- Opening Delimiter -

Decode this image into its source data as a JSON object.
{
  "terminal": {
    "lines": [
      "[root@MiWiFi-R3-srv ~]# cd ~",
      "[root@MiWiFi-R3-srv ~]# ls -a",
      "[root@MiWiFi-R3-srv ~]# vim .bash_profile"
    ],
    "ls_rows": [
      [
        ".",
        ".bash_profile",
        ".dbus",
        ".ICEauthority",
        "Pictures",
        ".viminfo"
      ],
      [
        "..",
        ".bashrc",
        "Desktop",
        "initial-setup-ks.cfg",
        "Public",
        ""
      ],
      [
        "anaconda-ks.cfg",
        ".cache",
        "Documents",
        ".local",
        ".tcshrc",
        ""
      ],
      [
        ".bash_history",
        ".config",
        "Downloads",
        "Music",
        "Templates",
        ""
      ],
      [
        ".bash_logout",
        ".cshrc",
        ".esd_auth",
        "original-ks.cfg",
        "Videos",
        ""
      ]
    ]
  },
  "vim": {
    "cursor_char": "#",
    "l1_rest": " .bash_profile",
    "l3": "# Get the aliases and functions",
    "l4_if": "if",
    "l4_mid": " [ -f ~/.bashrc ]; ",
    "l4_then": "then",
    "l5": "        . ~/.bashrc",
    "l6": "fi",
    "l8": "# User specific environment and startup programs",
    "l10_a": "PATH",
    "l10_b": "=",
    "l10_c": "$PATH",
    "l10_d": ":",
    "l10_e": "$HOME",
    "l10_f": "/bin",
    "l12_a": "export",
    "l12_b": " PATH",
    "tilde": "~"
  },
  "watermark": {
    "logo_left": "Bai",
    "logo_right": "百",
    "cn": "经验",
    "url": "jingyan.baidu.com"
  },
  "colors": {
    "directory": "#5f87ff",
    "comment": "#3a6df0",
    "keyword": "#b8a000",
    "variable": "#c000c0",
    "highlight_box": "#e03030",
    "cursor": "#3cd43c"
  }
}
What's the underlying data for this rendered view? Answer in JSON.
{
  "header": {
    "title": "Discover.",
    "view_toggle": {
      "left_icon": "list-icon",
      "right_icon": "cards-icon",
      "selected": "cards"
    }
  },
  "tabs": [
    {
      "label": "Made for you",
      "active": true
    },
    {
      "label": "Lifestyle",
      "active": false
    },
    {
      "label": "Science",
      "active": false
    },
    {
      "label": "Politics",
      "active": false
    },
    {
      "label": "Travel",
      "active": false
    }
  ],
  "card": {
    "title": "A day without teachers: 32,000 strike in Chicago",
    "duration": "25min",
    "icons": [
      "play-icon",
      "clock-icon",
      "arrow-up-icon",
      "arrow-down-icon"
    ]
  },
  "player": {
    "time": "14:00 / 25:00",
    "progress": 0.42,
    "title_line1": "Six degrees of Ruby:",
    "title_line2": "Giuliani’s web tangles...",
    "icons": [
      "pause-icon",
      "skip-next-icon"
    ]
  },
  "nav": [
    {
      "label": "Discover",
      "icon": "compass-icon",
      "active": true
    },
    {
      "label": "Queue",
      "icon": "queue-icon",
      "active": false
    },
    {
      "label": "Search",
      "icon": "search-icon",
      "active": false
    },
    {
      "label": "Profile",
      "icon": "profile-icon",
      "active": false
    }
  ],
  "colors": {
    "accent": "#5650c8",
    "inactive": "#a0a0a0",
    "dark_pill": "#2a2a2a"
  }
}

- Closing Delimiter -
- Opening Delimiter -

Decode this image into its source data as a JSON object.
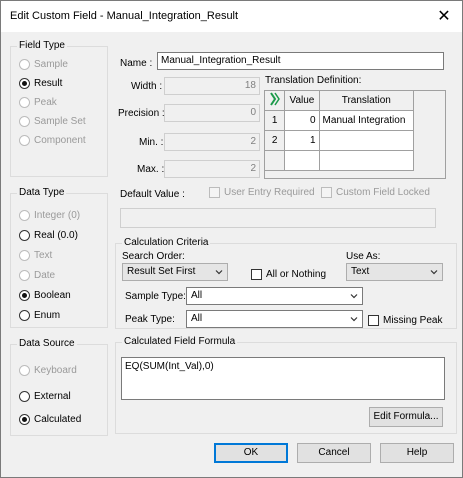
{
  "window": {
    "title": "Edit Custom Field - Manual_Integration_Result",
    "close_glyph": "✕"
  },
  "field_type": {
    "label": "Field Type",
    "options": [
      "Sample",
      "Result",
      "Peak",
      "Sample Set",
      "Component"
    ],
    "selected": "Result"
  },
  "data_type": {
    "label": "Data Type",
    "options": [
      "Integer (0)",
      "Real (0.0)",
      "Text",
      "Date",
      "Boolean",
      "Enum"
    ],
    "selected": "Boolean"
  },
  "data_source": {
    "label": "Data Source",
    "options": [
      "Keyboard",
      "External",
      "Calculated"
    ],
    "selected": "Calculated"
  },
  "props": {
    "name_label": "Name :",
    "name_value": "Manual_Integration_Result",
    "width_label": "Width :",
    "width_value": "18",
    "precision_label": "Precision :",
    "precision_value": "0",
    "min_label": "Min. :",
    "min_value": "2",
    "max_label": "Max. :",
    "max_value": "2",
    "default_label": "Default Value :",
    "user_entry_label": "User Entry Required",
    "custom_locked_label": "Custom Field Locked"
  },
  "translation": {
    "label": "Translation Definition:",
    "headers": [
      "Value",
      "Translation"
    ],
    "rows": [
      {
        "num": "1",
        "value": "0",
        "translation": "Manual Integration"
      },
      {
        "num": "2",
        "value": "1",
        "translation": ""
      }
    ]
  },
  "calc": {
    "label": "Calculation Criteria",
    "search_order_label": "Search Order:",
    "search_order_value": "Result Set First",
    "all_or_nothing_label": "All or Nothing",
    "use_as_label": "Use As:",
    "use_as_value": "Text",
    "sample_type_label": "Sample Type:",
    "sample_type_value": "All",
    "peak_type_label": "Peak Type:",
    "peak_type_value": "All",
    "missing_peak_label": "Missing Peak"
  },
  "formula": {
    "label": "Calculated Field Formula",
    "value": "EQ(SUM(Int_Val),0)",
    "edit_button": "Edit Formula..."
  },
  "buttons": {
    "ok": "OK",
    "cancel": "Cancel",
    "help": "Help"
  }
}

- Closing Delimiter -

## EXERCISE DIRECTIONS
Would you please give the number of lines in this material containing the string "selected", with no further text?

## COMPLETED TASK
4